Author: Hallinan, Maureen T., & Kubitschek, Warren N.
Title: A Comparison of Academic Achievement and Adherence to the Common School Ideal in Public and Catholic School
University Affiliation: University of Notre Dame
Research Question: 1) Does the academic advantage that was observed in Catholic high schools more than two decades ago continue to hold for contemporary students in Catholic middle schools? 2) How closely do difference school sectors adhere to the common school ideal?
Journal Name or Institutional Affiliation: Sociology of Education
Journal Entry: Volume 85 Issue 1 Pp.1-22
1) While there are no drastic differences between achievement gains as a result of school sector classification (save for instances in which public school students are predicted to perform better than their Catholic school counterparts at low levels of school poverty), school poverty contributes to differences in achievement gains. For the interaction effect between school poverty and school sector, eighth graders attending public schools with no poverty attain the highest reading scores. On the flip side, eighth grades students attending public schools where all students qualify for free or reduced lunch have the lowest scores.
2) The effects of poverty are not as clear in Catholic schools. In a surprising result, eighth grades students in Catholic schools with more than 90% poverty not only have higher predicted test scores than their public school counterparts (also at schools with more than 90% poverty), but they also have higher predicted test scores than students in Catholic schools were 65-90% of students in poverty.
Scholarship Type Journal Article Empirical Research
Keywords: Academic Achievement, Private Schools, Public Schools, Residential Segregation, SES Composition
Research Designs: Mathematical models
Method of Analysis: Multilevel Models
Sampling Frame: 6th and 8th grade students in public and Catholic private schools in Chicago, IL
Sample Types: Population
Unit of Analysis: Individual, School
Data Types: Quantitative-Cross Sectional
Data for this study was taken from the Chicago School Study. This dataset includes information on sixth and eighth grade public school students in Chicago, IL in the year 2001 as well as information on sixth and eighth grade Catholic school students in Chicago, IL in the year 2004. On the whole, the dataset provides information for 65% of the public school student population and 80% of the Catholic school student population.
Student standardized test scores were also collected from public school records as well as scores from a special achievement test that was administered in the absences of test scores available for Catholic schools.
DV: Achievement Gains over a single school year on the administered and standardized tests for reading and math scores

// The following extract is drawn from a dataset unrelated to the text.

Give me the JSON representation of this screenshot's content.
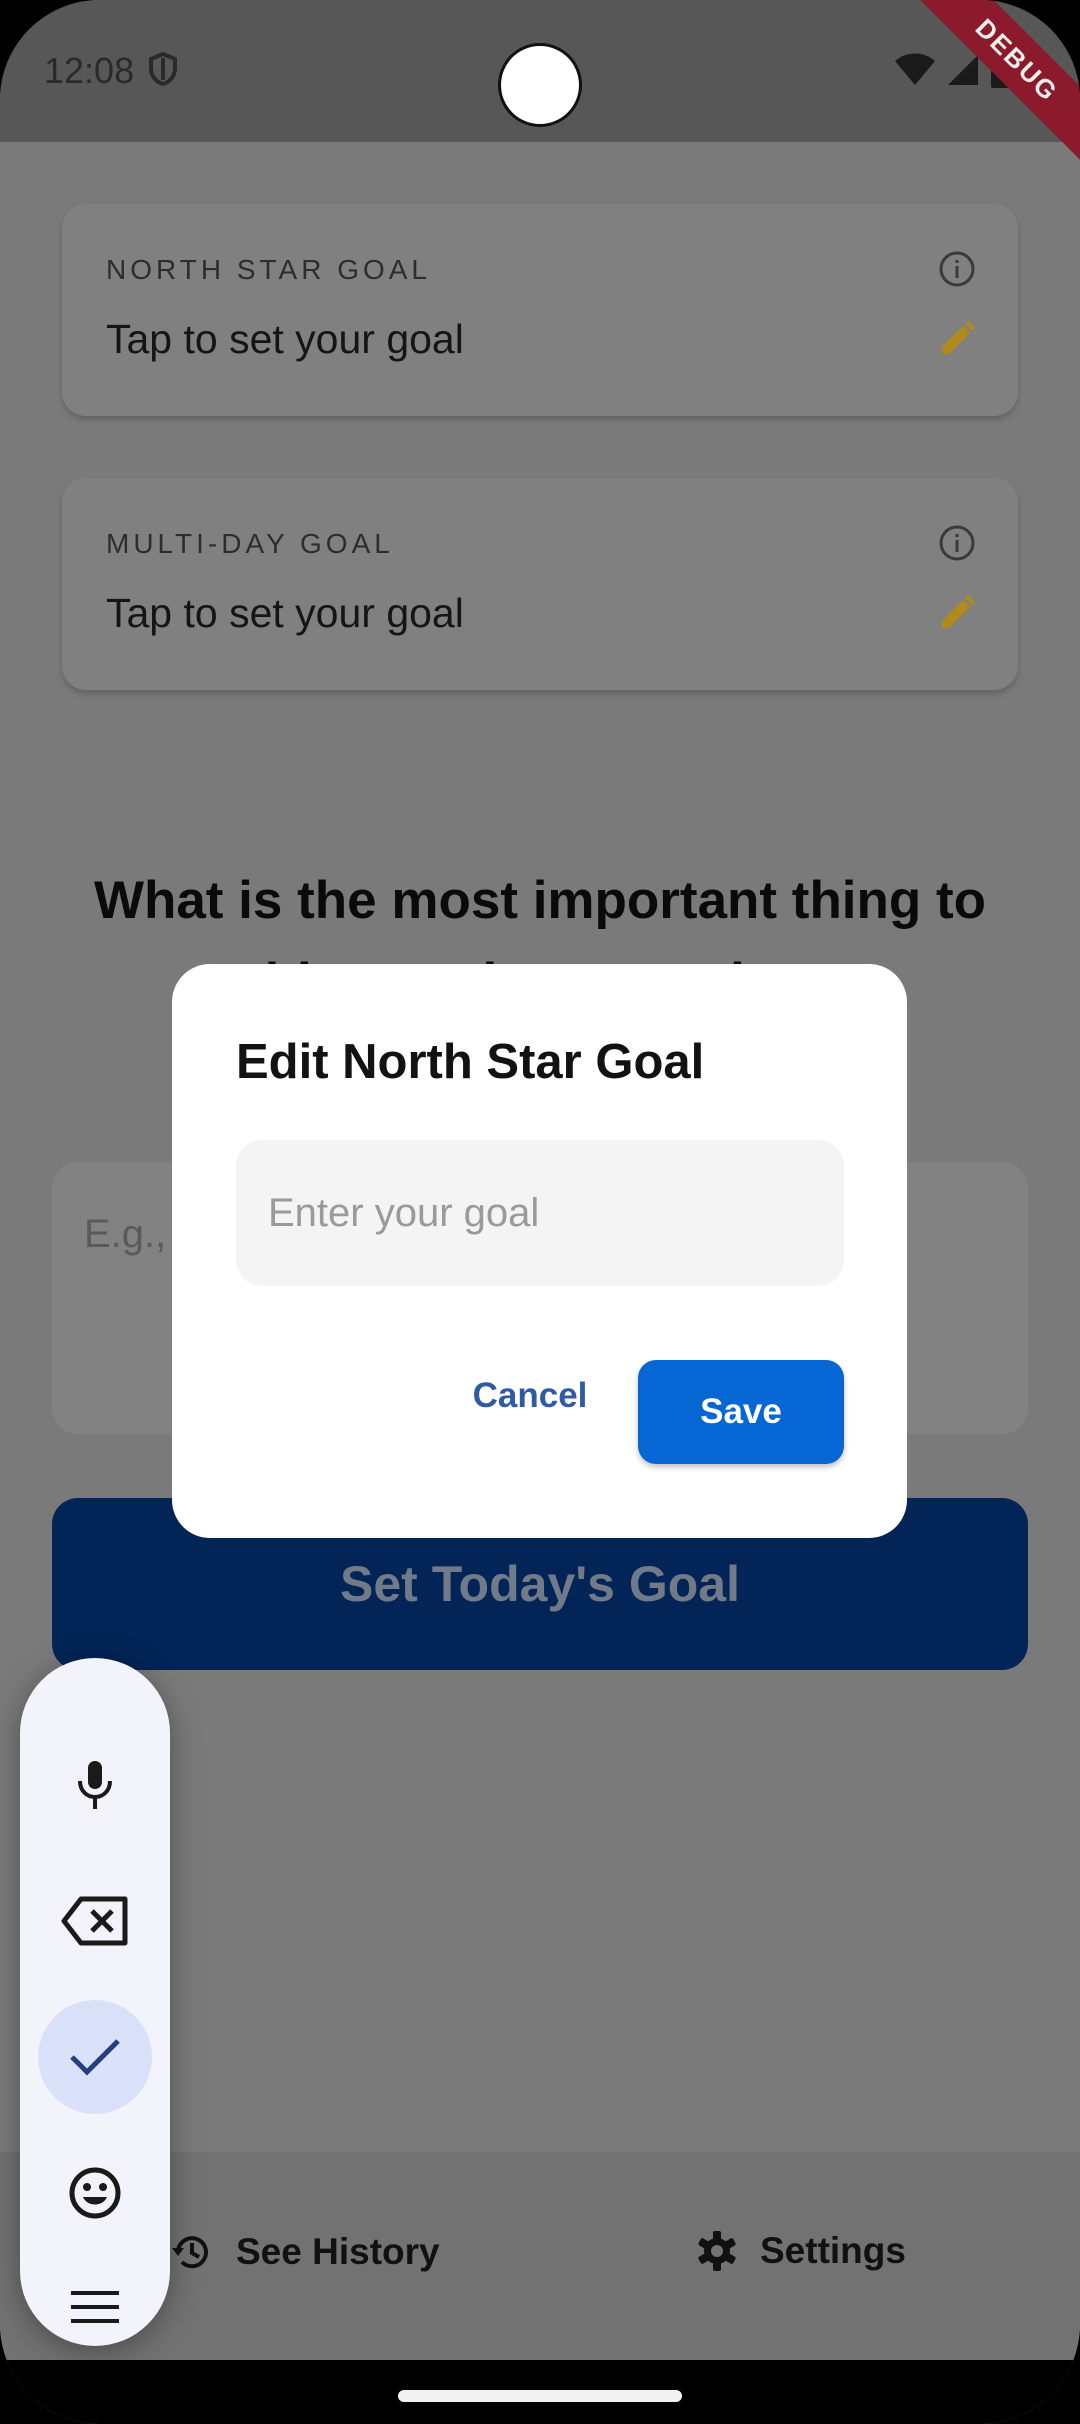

IV: Student Level variables including race, SES, previous achievement on achievement gains, age, two psychological measures (mastery and safety), two behavior measures (homework and misbehavior), gender. School level variables include school sector and school poverty